- 1 tablespoon cornstarch
- Red chili – optional
- 1 green onion
- Black pepper
- Onion powder
- Garlic powder
- Salt to taste
Chicken and Shiitake Mushroom Stew Recipe
Preparing the Ingredients – Black Shire Gardens is a great shiitake mushroom producer in Grey County, Ont.
Dried mushrooms have condensed flavor that really stands out in the broth. The broth will be used for the gravy and also adds a slightly chewy texture compared to fresh ones.
- Slice the chicken breast into small cubes about 2 cm in width. Do not wash the raw chicken breast. This potentially aerosolize bacteria living on the surface. Wash hands before handling other ingredients. Season chicken with garlic powder, onion powder, salt and black pepper.
- Mince garlic and ginger and place in a small bowl
- Boil the dried shiitake mushrooms water for 30 minutes.
- Save at least 1 cup of the broth in a separate container. It will be used to make the stew later.
- Remove the mushroom stems as they are hard to eat
- Slice the dried shiitake mushrooms into 2-3 mm strips. Place in a bowl.
- Fresh red chilis are optional. Slice chilis at an angle in 2-3 mm strips.
- Slice green onions at an angle in 2-3 mm strips.
- To make cornstarch slurry – add 2 tablespoons of hot water to 1 tablespoon of cornstarch in a container. Mix well. This will prevent the cornstarch from clumping.
Cooking the Chicken and Shiitake Mushroom Stew
- Heat cooking oil (I used avocado oil) in a wide pan on a medium-high heat until it just begins to smoke.
- Add minced garlic and ginger to the pan and stir until they begin to brown
- Add seasoned chicken and toss until the outside of the chicken is cooked.
- Add sliced fresh and rehydrated mushrooms. Stir-fry for a 2-3 minutes.
- Add oyster sauce, soy sauce, rice wine and a hint of sesame oil. The alcohol in the rice wine will cook off, while simultaneously binding the aromatic ingredients in the dish.
- Toss ingredients in the frying pan together for another 2 minutes.
- Add 1 cup of mushroom broth to the frying pan. Cover and heat until boiling. Turn the heat down to a low and allow it to simmer for 15-20 minutes. Stir occasionally.
- Add sliced red chilis to simmering pan – optional
- Add the cornstarch slurry to the pan to the simmering pan.
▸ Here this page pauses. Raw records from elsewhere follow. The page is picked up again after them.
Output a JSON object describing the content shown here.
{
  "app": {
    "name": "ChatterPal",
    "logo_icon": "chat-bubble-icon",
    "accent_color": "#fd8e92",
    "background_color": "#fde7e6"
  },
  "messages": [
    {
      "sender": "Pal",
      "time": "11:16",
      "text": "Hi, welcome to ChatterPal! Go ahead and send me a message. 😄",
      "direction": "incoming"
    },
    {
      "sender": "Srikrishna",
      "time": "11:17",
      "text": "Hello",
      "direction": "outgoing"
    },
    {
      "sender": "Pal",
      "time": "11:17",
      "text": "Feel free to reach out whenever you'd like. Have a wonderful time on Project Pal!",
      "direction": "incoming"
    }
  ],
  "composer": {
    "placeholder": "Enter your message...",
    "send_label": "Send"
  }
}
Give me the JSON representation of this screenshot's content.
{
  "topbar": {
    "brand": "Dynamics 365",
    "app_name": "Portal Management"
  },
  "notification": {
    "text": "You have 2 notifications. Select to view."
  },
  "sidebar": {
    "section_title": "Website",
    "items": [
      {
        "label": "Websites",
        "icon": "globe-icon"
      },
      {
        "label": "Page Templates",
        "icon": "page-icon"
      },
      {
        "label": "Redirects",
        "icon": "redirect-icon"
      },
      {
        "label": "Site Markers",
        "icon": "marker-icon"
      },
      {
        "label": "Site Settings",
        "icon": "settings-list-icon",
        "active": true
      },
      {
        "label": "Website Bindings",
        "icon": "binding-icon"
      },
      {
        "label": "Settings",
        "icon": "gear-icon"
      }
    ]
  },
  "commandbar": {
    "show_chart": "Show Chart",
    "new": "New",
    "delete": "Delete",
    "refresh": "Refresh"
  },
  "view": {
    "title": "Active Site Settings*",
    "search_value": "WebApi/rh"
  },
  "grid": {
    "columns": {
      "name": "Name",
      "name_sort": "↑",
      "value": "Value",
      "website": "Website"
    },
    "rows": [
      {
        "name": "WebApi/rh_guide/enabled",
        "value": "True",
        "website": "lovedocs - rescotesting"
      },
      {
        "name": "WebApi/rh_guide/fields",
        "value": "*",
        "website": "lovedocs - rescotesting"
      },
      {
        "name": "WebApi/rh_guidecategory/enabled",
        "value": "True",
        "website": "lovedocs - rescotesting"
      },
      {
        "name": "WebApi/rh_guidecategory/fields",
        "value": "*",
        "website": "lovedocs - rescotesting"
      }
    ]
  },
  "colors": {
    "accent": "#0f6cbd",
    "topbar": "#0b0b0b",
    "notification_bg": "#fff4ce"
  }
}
Mix well.
- Serve with rice. Garnish with green onions to taste.
- Perfect for a rainy day!
Shiitake Mushroom Producers in Canada:
Check out some other of our other In-Season Recipes!